By Charlotte Underwood
LAFOLLETTE, TN (WLAF) – A bus load of 52 La Follette High School Vietnam Veterans and family members traveled to the Medal of Honor Heritage Center in Chattanooga on Wednesday.
Upon their return, Sheriff Robbie Goins and members of the Campbell County Sheriff’s Office provided an escort with lights and sirens.
The trip was organized by Vietnam Vetereran Marvin Bolinger and three other veterans.
According to Bolinger the day trip was all about “connecting Vietnam Veterans with one another and honoring them for their service.”
“Many of these veterans have never been shown gratitude for their service,” Bolinger said. Which is why he and a couple of other vets put together a budget for the bus trip to the Medal of Honor Heritage Center and catered a fried chicken and ham lunch.
“It was a chance to give back and show them how much we appreciate them,” Bolinger said, adding that it is important to honor Vietnam Veterans and learn their stories as many are passing away.
More than three million Americans were sent to Vietnam, and today there are only around 600,000 left.
Campbell County Vietnam Vetereran J.W. Faulkner was among the veterans on the trip. Born and raised in La Follette, Faulkner went to Vietnam in 1969. He was in the Army Aviation division and “on helicopters for 20 years” and served with the 135th Assault Helicopters.
According to Faulkner, he was stationed at Bearcat Base near Dong Nai Province in Southern Vietnam.
“Vietnam was scary at times, we had our good days and bad days and we all lost some good friends, ” Faulkner said. He also had an older brother who served in Korea and another brother who served in Vietnam.
Coming back from Vietnam was hard on soldiers as many received poor treatment upon their return. For Faulkner, it was no different as he came home through San Francisco, he was “spit on, kicked and called baby killer.”
Faulkner said it was different now and that people were “grateful” for the service of Vietnam Veterans.
“It was such a difference as we came home today, to see people pull over for us and people thanking us for our service,” Faulkner said.

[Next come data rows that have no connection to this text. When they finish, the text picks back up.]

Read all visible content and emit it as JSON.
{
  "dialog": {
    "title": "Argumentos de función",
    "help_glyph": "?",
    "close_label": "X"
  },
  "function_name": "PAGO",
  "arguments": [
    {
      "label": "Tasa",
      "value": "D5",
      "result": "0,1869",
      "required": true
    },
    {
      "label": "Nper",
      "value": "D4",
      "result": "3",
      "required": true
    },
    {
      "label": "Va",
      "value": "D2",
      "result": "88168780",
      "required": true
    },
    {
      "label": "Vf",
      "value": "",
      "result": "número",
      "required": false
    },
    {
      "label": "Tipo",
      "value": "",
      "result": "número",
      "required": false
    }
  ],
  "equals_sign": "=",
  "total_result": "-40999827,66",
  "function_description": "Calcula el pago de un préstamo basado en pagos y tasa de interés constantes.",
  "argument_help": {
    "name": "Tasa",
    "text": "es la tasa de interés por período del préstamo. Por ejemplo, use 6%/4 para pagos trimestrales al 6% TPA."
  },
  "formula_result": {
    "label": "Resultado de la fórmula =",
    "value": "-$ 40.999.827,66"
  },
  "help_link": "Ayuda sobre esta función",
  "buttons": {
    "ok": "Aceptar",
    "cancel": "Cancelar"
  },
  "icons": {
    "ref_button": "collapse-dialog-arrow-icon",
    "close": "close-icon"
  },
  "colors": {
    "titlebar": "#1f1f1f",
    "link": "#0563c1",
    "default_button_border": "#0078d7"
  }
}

In all, Faulkner spent 20 years in the Army before retirement in 1982. He then worked another 20 years at Brushy Mountain Prison.
“You could say I’m used to shiny boots and short haircuts,” Faulkner said.

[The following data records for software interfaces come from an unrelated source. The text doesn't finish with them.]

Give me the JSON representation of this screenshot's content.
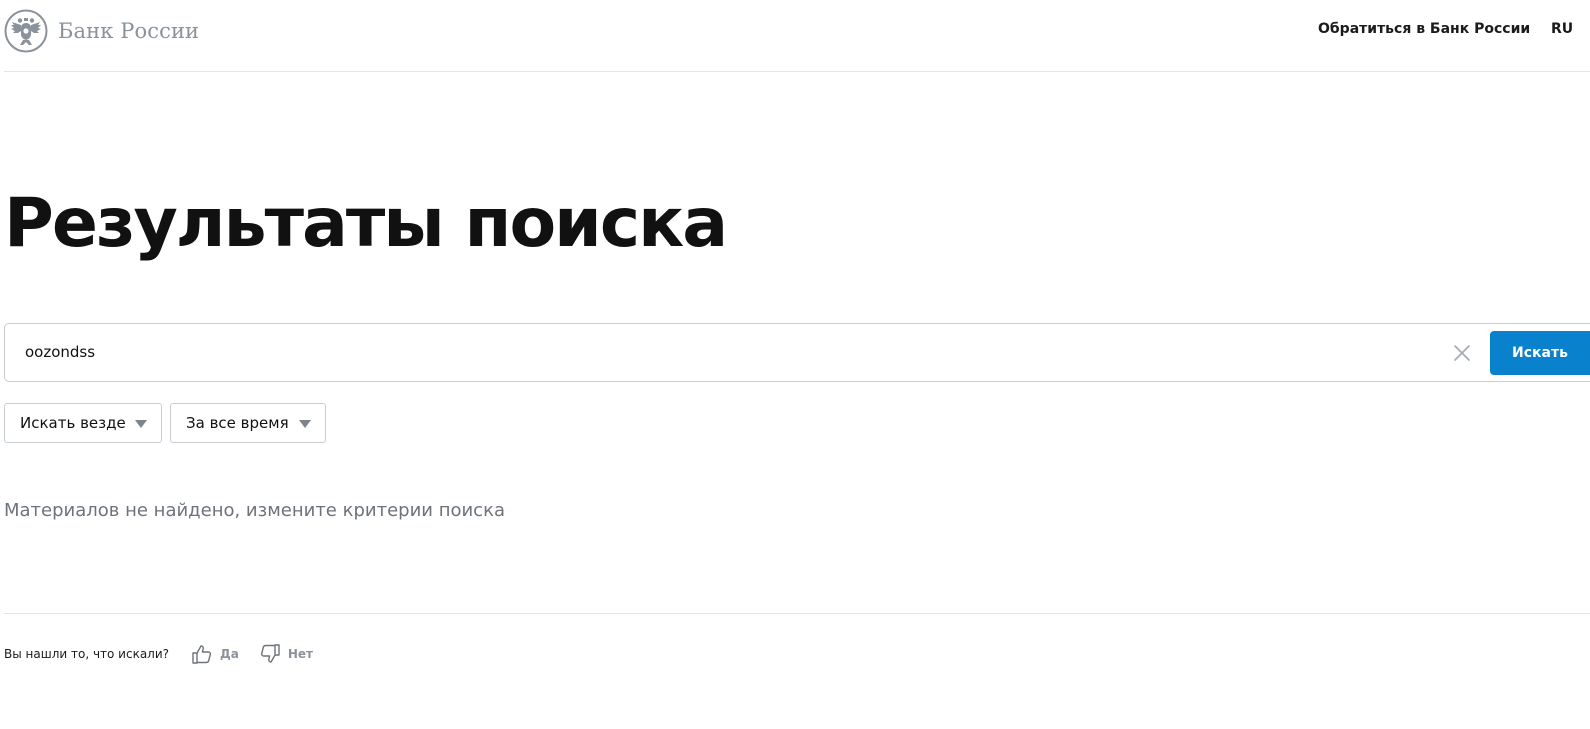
{
  "header": {
    "logo_text": "Банк России",
    "contact_link": "Обратиться в Банк России",
    "language": "RU"
  },
  "page": {
    "title": "Результаты поиска"
  },
  "search": {
    "query": "oozondss",
    "button_label": "Искать",
    "clear_icon": "close-icon"
  },
  "filters": {
    "scope": {
      "selected": "Искать везде"
    },
    "period": {
      "selected": "За все время"
    }
  },
  "results": {
    "empty_message": "Материалов не найдено, измените критерии поиска"
  },
  "feedback": {
    "question": "Вы нашли то, что искали?",
    "yes_label": "Да",
    "no_label": "Нет",
    "yes_icon": "thumbs-up-icon",
    "no_icon": "thumbs-down-icon"
  },
  "colors": {
    "accent": "#0a81cc",
    "logo_gray": "#8a929c",
    "muted_text": "#6d737b",
    "border": "#c8cdd3"
  }
}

Faulkner’s good friend Mack Orick served in Thailand with the 599th Ordinance for ammunition.
“We shipped bombs over to Vietnam to J.W. and the rest of them,” Orick said. He and Faulkner grew up together playing football for La Follette High School. According to Orick, Faulkner was “one of the best players to come out of La Follette.”
Another LaFollette Veteran attending the veteran’s trip was David Ellison. Ellison was in Vietnam from March of 1966 to March of 1967. He was with the engineers building float bridges. He said they also built pipeline to carry jet fuel for the Air Force.

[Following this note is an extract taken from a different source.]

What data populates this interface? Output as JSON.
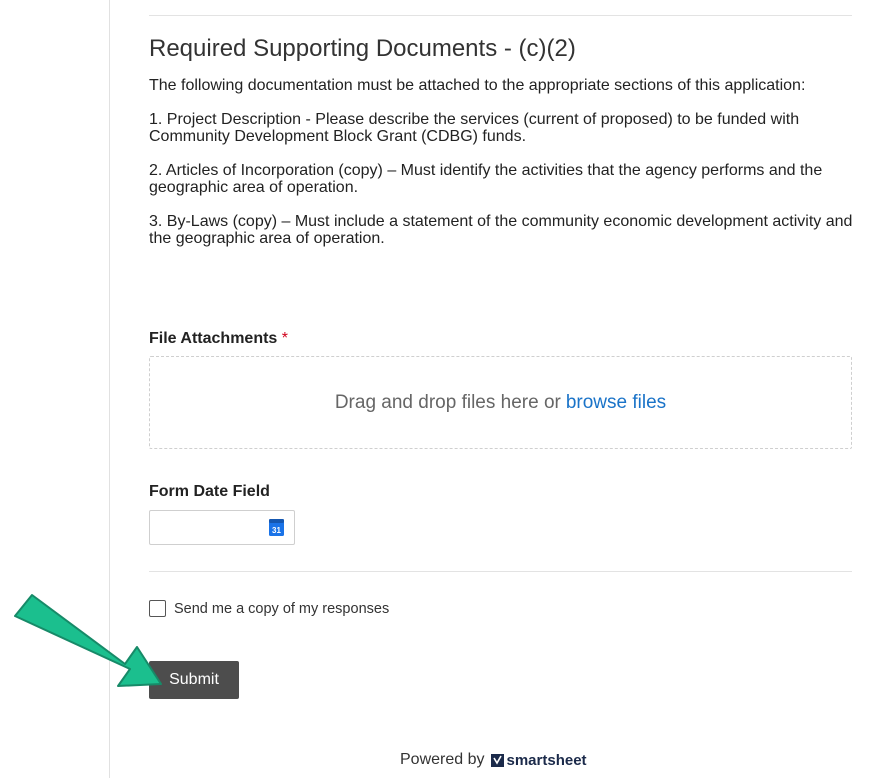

“We put through a tunnel a mile long,” Ellison recalled. He also recalled how “terrible the heat was and the rainy season” but also how “beautiful the beaches were.”
Ellison said while over in Vietnam, he always wrote home to his folks.
He recalled laying pipeline for the Air Force guys and getting to eat with them on occasion.
“The Air Force guys had way better food than we did in the Army,” Ellison said.
After coming home from Vietnam, Ellison signed up for the National Guard and stayed 22 years with them before retiring.
Ellison was in basic training with Daniel Walden, one of Campbell County’s soldiers who died in Vietnam in 1966.
“We lost a lot of good guys over there,” Ellison said.
Wednesday’s trip to Chattanooga brought “friendship, connections and honor” to the veterans who went.
Bolinger said these were the reasons behind the trip and that he and the others hoped to organize more events for area Vietnam Veterans.
“I know how it was for me after I got back; it was hard, and it’s important for these guys to get together and visit and to be honored for their service,” Bolinger said.
The Veterans departed from the La Follette Church of God at 9am and returned around 5:45pm Wednesday afternoon with a Campbell County Sheriff’s Office escort.
Several veterans said the trip was awe inspiring and “thought provoking.”
“It was different, seeing everything from the Civil War and on,” said Vietnam Veteran Elmo Goins. Goins served in the 199th Light Infantry Brigade. Goins also said it was a different scene as the veterans returned on Wednesday from when they returned from the war.
“It was something else to see people pull over for us,” Goins said.
Chattanooga is where the nation’s highest military Honor for Valor was first awarded. The Charles H. Coolidge National Heritage Center takes care of more than 6,000 objects that help tell the story of Medal of Honor Recipients and fellow veterans from the Civil War forward. (WLAF NEWS PUBLISHED – 04/07/2022-6AM)